In our era of too much TV, it’s almost impossible for a new show to get noticed. Throw in the highest of high-concept premises, and sci-fi infused Cold War thriller Counterpart grabbed us from the very start. Now, going into its second season, it’s vying for attention again without compromising on its smarts, fascinating characters and the complexity of its world.
“It’s a big pill to swallow – a very complicated, high-concept show,” Harry Lloyd, who plays Peter Quayle, told Den Of Geek. “The fact that people got on board meant we could have some fun with season two without making it simpler or trying to justify it.
“As with anything where you have a big fictional premise, our job is to sell it as seriously as possible. If Counterpart was just set in 1989 and it was a late Cold War thriller, we’d play it with the same detail and emotion. The fact that we also have to sell the fact that there’s another world actually just means we have to hunker down and take it even more seriously.”
Counterpart’s first season followed UN staffer Howard Silk (J.K. Simmons) as he discovered the existence of a mirror world – one which split from our own two decades prior and now blames them for the fatal plague that befell its citizens. Before long, another Cold War threatens to break out between the two parallel worlds.

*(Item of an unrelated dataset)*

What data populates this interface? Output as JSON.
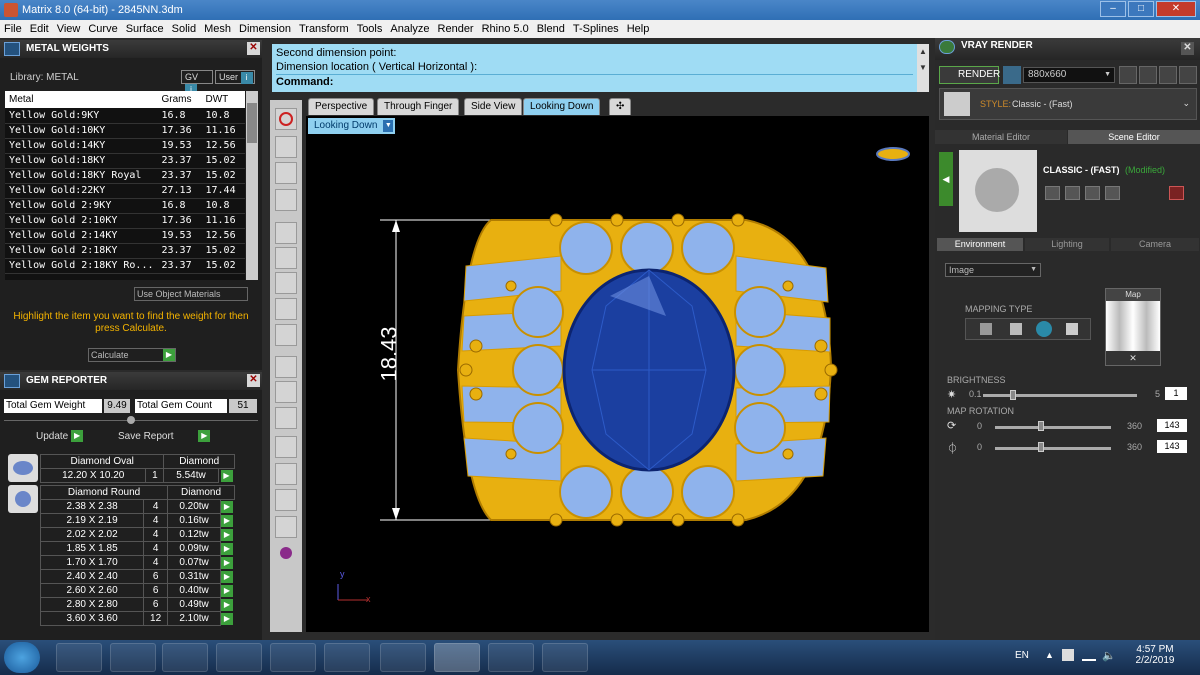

British stars Lloyd, Olivia Williams and Nicholas Pinnock all play key roles in the ensuing mysteries, with Williams getting to sink her teeth into dual roles of Howard’s wife, Emily, across the first and second seasons.
“It all comes together so beautifully well so, as storytellers it’s just a dream to be involved,” said Pinnock. “As the audience will understand it’s such a pleasure to watch. There are a few fans out there who have been asking for season two. Things you didn’t think were going to be a point of reference for the audience, they have absolutely picked up on.”
Despite the dense mythology introduced during the first season, the cast said that picking up where they had left off – filming in both Berlin and Los Angeles – wasn’t too difficult.
“Within a few pages I was straight back in it,” Lloyd said. “Because season two starts off pretty much where season one ended, there’s no big recap or reset, people are still in the mess that they’ve made.”
Pinnock added: “We were lucky enough to know we had season two right from the beginning, so that made the transition from one to two a bit easier.”
In terms of grabbing an audience, it was a blessing for the show to have more than one season to tell its story from the get-go, removing some of the pressure and giving the characters room to breathe. Without that pressure, it could also be more considered with its central mysteries.
“It’s so wonderful to be involved in something where dumbing down was never an option,” Williams said. “To have a show that’s not afraid to make you really, really concentrate is an absolute pleasure.”
As proud as the team behind Counterpart clearly are of the show’s complexity and commitment to courting a smart, considered audience, it’s also true that the multi-season order meant that the actors were given enough information about their characters to turn in informed performances – a rarity when secrets are the name of the game.
“If a series doesn’t know where it’s going, as an actor when the camera’s on your face, you actually have to be blank because any interpretation will have to be subsequently imposed upon it,” added Williams. “You can never really act anything. Maybe the blank canvas is an interesting way to go, but as an actor to actually have some inkling of where you are means that you can properly play something.
“There are series I’ve done where you only ever found out five minutes before what you were doing. Everything had to be blank just in case you suddenly ripped your face off and were an alien.”
Of course speaking on future episodes, while the cast are sworn to secrecy, the hints towards plenty of unexpected doubles, twists and intrigue carried over from the first season are there. And if there were to be a season three, there is more than enough story left to tell.
“If season three, fingers crossed, happens then we know some big things that would happen that are so much cooler than anything on my wishlist,” Lloyd said. “People are trying to have it both ways, like these two sides don’t have to be at war. Season two is forcing everything to pick a side, and stop pretending.”